"For instance, the annual rate for November 2020 (compounded annually) applied to short-term obligations (1-3 years) is 0.13%, the mid-term rate (4-9 years) is 0.39% and the long-term rate (over nine years) is 1.17%. The 7520 Rate which is used to make actuarial calculations for several estate planning techniques is 0.4% for November transactions."
The use of the lower interest rate results in a lower cash flow return to the lender, meaning more cash growth in the trust.
Grantor Retained Annuity/Unitrust Trusts and Charitable Lead Trusts all benefit from these low-interest rates. However, other trusts like, Qualified Personal Residence Trusts, do not share the same positive relationship with low-interest rates.
Unfortunately, the low-interest rates will not last forever, so no is a great time to consider taking advantage of the low rates and implementing estate planning strategies that will allow you to do so.
See Christopher R. Gray, Estate Planning Strategies: IRS Applicable Federal and 7520 Interest Rates Lowered, The National Law Review, November 2, 2020.
Special thanks to Jim Hillhouse (Professional Legal Marketing (PLM, Inc.)) for bringing this article to my attention.
Wednesday, November 4, 2020
Below are a few steps you can take to ensure that your trust is or will be funded successfully.
1. Check all the deeds on your real estate holdings.
"If you have a primary residence, vacation home, timeshare and/or rental property, you’ll want to confirm that these assets are in the name of your trust."
2. Review your financial statements.
"Gather any bank and investment/brokerage statements that are not part of an IRA or retirement plan and confirm that each of these accounts has your trust listed as the owner."
3. Examine your annuity and life insurance policies.
"Verify the parties to these contracts: the insured/annuitant, owner, and primary and contingent beneficiaries."
4. Address IRAs and other retirement plans separately.
"IRAs and retirement plans must be treated on a stand-alone basis when determining whether a trust should be listed as a primary or contingent beneficiary."
See Michael Clark, Once You Create a Living Trust, Don’t Forget to Fund It, Kiplinger, October 26, 2020.
Special thanks to Jim Hillhouse (Professional Legal Marketing (PLM, Inc.)) for bringing this article to my attention.
Ledbetter v. Ledbetter involved siblings disputing over the existence of an oral trust. "The Alabama Supreme Court reversed a summary judgment finding that the evidence was insufficient to support the existence of an oral trust under Alabama Law."
Lois, the mother of William (known as "Russell"), Laurie Ann, and Warren, died in August 2015. She was survived by these three children.
Laurie Ann and Warren were expressly excluded from the will and unsuccessfully contested the will. When Laurie Ann and Warren contested the will, they learned that Russell was the beneficiary of the life insurance policy and was also trustee of the Lois Ann Ledbetter Family Irrevocable Trust.
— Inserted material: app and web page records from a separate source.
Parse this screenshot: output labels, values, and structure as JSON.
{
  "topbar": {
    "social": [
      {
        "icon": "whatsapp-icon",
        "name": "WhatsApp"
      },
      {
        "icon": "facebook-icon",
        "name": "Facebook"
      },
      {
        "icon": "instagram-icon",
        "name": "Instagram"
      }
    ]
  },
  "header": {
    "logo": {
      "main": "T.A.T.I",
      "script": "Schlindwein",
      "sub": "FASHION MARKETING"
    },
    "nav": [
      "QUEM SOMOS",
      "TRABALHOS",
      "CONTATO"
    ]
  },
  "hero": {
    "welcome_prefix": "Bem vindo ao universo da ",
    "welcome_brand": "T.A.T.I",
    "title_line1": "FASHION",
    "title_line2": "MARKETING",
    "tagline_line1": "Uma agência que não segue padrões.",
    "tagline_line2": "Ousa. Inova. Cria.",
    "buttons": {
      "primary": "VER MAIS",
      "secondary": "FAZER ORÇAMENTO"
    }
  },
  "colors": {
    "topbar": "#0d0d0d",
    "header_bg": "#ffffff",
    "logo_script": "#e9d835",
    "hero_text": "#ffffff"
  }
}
Russell had claimed the life insurance policy proceeds and deposited them into his personal checking account.
Laurie Ann and Warren sued Russell and claimed that Lois had created an irrevocable trust for their benefit.
Laurie Ann and Warren submitted evidence that Russell applied for a tax identification number for the Trust and made at least the initial premium payment on the policy. Lois and Warren also submitted an unsigned trust document prepared by another of Lois's attorneys. This document stated that there was an oral agreement between the "Grantor and the Trustee.
Under Alabama Uniform Trust Code, you must prove an oral trust's creation and terms by clear and convincing evidence.
The Alabama Supreme Court found that a reasonable jury could find that Laurie Ann and Warren showed by clear and convincing evidence the creation and terms of an oral trust.
See The Alabama Supreme Court On Proving The Existence and Terms Of an Oral Trust, Probate Stars, October 27, 2020.